Eating a balanced diet and exercising are great ways to stay healthy. But if weight loss is your main goal, finding cardio exercises that burn the most calories and adding them to your workouts is absolutely vital.
Here are our top 4 cardio workout ideas that give you the most calorie bang for your buck, helping you get results sooner!
Sprinting on a treadmill, outside in the open, or even up a flight of stairs is a great way to torch the most calories in the smallest amount of time.
In fact, according to a study by Harvard Medical School, an average 155-pound individual will burn roughly 450 calories every half an hour of running at an average speed of 7.5 mph (8min/mile). And increasing the pace during your workout can help you crush even more calories.
Plus, sprinting also helps increase flexibility, engages most of your muscles, and boosts your endurance.
And the best part? You don’t really need special equipment for sprinting — you can do it just about anywhere.
However, it’s important to understand that sprinting can be taxing on your knees and joints. Here are a few tips that can help you avoid unwanted knee injuries while running.
- If you’re on a track or at a park, try sprinting for one lap and then jogging another. Keep alternating between sprint and jog laps for as long as you’re able to.
- If you have access to a treadmill, do a max effort sprint for half a minute, then slow down and recover for a minute or two before repeating the process. If you don’t have access to one, consider these treadmill options.
- If you’re at a flight of stairs, sprint to the top as fast as possible, then slowly walk down and repeat.
- It’s never a smart idea to run down a flight of stairs, so try using the descents as your active rest period. Also, try lifting your knees high to activate your glutes as you run up the stairs.
Swimming is a full-body workout that’s also great for burning calories. Even simply treading through water engages most of your core, legs, and arm muscles.
When it comes to swimming, it’s important to realise that the type of stroke you do can make a significant difference in the number of calories you end up burning.
For example, according to one study, a 155-pound individual will roughly burn 493 calories in an hour doing the backstroke. However, the same individual will burn approximately 774 calories doing the butterfly stroke for the same duration of time.
Additionally, where you go for a swim can make a big difference too. Swimming where you’re going to fight against the current — like at the sea — will definitely help you burn more calories than you would at your local pool.
- The easiest way to melt calories in the water is to just tread it.
- If you’re a beginner or just starting out, you could try doing a few moderately paced laps around your pool, then having a water-treading rest interval, and then repeating the process for the duration of your session.

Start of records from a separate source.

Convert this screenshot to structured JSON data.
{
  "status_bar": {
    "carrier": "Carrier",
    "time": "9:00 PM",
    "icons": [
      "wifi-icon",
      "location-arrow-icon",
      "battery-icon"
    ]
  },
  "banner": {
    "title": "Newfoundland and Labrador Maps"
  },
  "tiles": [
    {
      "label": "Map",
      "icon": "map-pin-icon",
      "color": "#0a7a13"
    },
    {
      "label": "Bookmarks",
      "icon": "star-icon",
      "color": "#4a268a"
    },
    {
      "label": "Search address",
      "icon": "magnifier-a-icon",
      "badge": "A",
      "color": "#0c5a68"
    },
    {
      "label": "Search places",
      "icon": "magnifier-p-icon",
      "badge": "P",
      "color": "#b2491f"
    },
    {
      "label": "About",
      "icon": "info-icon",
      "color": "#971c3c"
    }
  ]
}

- If you’re a strong swimmer, then simply swim as fast as you possibly can for as long as you can.
- You can also do swimming intervals where you swim at max speed down the distance of the pool and then swim back at a slower pace. You can repeat these intervals throughout your workout session.

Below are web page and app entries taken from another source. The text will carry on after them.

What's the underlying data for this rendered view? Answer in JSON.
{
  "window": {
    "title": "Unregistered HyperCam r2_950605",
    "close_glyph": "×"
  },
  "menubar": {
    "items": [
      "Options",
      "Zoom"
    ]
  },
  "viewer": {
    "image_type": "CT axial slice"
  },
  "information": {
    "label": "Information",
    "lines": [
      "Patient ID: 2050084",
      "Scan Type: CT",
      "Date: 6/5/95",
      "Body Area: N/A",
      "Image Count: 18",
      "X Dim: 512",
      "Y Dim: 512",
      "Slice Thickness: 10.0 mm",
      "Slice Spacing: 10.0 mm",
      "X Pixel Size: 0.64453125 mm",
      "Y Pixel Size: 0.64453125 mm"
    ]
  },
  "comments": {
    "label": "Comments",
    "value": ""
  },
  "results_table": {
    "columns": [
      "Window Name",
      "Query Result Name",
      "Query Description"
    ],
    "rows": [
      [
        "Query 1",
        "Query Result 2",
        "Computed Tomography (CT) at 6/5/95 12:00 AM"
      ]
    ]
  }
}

There’s a good reason why the jump rope is so popular among boxers: it’s easy to do, cheap, requires minimal space, improves coordination, enhances footwork, and most importantly, burns loads of calories.

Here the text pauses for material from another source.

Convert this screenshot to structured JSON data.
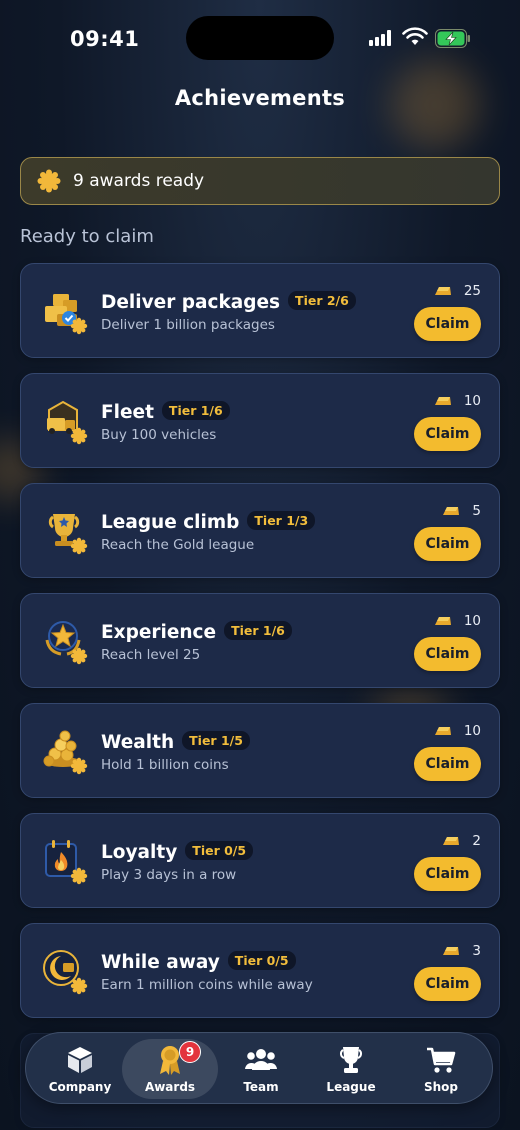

- Because very few people can continuously jump rope for half an hour, it’s recommended to jump in intervals. You should do intervals of fast jumps for a few minutes and then recover by either doing slow jumps or jogging in place for a minute or so.
- You can also try jumping vigorously for one minute and then resting for half a minute. Repeat the process until you’re done with the workout.
- For frequent flyers, consider tossing a jump rope in your luggage for an awesome cardio workout without ever having to leave the comfort of your hotel room.
Last but not the least, rowing is a form of cardio exercise that incorporates both the upper and lower body and exerts fairly low stress on your ligaments and joints. It also burns some serious calories and is a great way to work your back muscles.
Maintaining a sustainable pace on the rowing machine can torch north of 800 calories an hour for a 180-pound person. And increasing the intensity with short sprints can easily throw that number north of 1,000 calories an hour.
- Hold your chest up and utilise your entire body when rowing.
- Make sure that you’re not letting your arms do most of the work — try using your legs and lower body to get the motion rolling.
- Once you’re properly warmed up, set a timer for 20-30 minutes and row as fast as you can for 250 metres and then rest for one minute. Then simply repeat the process till the timer runs out.